Kitchen Designers are often ‘self-employed’. This means that although they generally only work on behalf of the one organisation, with the money they earn, they have to pay their own expenses and organise their own taxes. The ‘highs’ of the job are therefore very high – a designer can visit a house for three hours and in that period earn himself £1000 in commission. In that scenario just imagine the designer walking slowly out of your door, turning around the corner and just out of your sight running down the next street in glee with the signed contract in his hands!

Apart from having the increased pressure of working on a commission only basis, being self-employed gives the designer an additional incentive to have to get the sale.

Quite often a designer has travelled over 100 miles just to see you.

Around 20% of the time a designer will have travelled all the way to visit a customer and knocked on the door only to be greeted with no answer. Can you imagine having to cope with such lows! However what this does mean is when the designer does find himself with a reasonable chance of ‘converting a sale’, he’ll give it his best shot. That’s why when presented with a reasonable selling opportunity many designers ‘pushy’.

The simple fact is that it just doesn’t pay for designers to go back and visit customers more than once.

Many people say that they’ll ‘consider’ what a designer has proposed – but they simply don’t want to say ‘no’ to his face.

When it comes down to making a decision, they’d rather do it by telephone. This isn’t any good to the self-employed designer. He’d have to come back to the customer and get the contract signed. Even then, until the contract is signed it’s by no means guaranteed.

Put simply, it isn’t worth a designer visiting a customer again when the other option is to ‘go for broke’ the first time and still have plenty more appointments in reserve.

There is one final reason why a designer is ‘pushy’. In a lot of kitchen companies, designers won’t earn a penny from a sale unless the kitchen is sold on the first visit. Harsh? Possibly. But it gives the designer that ‘go for broke’ mentality. At least the designer isn’t stuck in limbo, wondering if he might just get a sale from a customer ringing back. The reality for the kitchen companies is that most customers don’t. Most customers are too polite to say to a designer directly, “I’m not too happy with your design or your price – so I’m not going to buy your kitchen.” This is why kitchen have been much more successful by introducing the ‘vulture squad’.

Vultures are of course birds of prey, which are reputed to gather with others in anticipation of a death. Nobody likes vultures. Kitchen designers don’t like the vulture squad.

The vulture squad was designed by kitchen companies to take advantage of the scraps left by designers.

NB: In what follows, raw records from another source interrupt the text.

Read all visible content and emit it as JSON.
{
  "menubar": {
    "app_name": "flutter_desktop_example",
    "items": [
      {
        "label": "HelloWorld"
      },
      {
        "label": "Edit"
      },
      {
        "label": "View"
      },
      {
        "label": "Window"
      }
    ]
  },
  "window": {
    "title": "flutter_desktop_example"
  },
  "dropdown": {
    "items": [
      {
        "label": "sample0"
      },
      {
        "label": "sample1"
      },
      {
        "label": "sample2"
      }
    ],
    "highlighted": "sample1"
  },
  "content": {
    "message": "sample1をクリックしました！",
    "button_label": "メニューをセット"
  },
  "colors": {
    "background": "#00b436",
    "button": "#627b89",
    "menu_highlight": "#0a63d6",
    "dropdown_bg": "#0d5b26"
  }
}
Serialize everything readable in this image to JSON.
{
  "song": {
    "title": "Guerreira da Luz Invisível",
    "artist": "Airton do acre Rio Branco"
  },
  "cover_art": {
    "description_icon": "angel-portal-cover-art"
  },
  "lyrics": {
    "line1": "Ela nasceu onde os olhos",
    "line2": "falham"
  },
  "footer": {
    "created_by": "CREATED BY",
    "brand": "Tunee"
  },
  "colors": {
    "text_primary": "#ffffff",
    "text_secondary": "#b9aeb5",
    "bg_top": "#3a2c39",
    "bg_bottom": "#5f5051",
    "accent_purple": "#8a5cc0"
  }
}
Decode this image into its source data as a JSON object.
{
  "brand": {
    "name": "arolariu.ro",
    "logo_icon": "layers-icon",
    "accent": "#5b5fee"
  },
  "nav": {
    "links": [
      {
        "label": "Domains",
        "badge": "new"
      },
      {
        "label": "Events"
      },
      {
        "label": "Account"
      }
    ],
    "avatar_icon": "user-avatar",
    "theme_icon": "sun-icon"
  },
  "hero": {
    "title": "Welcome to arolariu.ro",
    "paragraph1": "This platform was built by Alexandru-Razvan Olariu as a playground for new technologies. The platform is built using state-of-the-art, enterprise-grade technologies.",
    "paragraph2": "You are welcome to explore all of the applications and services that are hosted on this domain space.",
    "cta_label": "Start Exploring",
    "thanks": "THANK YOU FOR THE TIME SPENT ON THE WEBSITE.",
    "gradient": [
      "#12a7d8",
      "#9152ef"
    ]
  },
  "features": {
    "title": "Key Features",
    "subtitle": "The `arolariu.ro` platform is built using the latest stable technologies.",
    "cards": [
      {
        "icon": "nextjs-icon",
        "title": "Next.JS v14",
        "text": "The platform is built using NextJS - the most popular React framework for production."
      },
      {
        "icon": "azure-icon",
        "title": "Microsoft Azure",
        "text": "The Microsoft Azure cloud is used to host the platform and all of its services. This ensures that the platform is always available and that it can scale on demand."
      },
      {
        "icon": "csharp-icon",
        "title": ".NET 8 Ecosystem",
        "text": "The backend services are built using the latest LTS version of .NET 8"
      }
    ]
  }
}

Naturally, as it is much more cost effective to utilise self-employed designers, not all designers are going to offer the same quality of service to both the kitchen company and the customer.

Therefore, a decision was made by many companies to ‘back up’ the effort made by its designers with an extra sales team. This team have the responsibility of gaining a ‘second bite of the cherry’. If the designer has been poor in creating a ‘saleable design’ or ineffective in ‘closing the sale’, then somebody else will give the prospective customer another phone call to try and gain his or her business. A typical call to such a potential customer could begin, “I’ve been chatting to our trade department and as we’re delivering kitchens in your style within your area, we’d be able to save you an additional 10%.”
Now you know why kitchen designers can be pushy!

© Copyright 2003, 2004, 2005 Kitchen-Secrets.com. All Rights Reserved.
Contact UsDisclaimerLinksAdd link

We will be happy to hear your thoughts

Leave a reply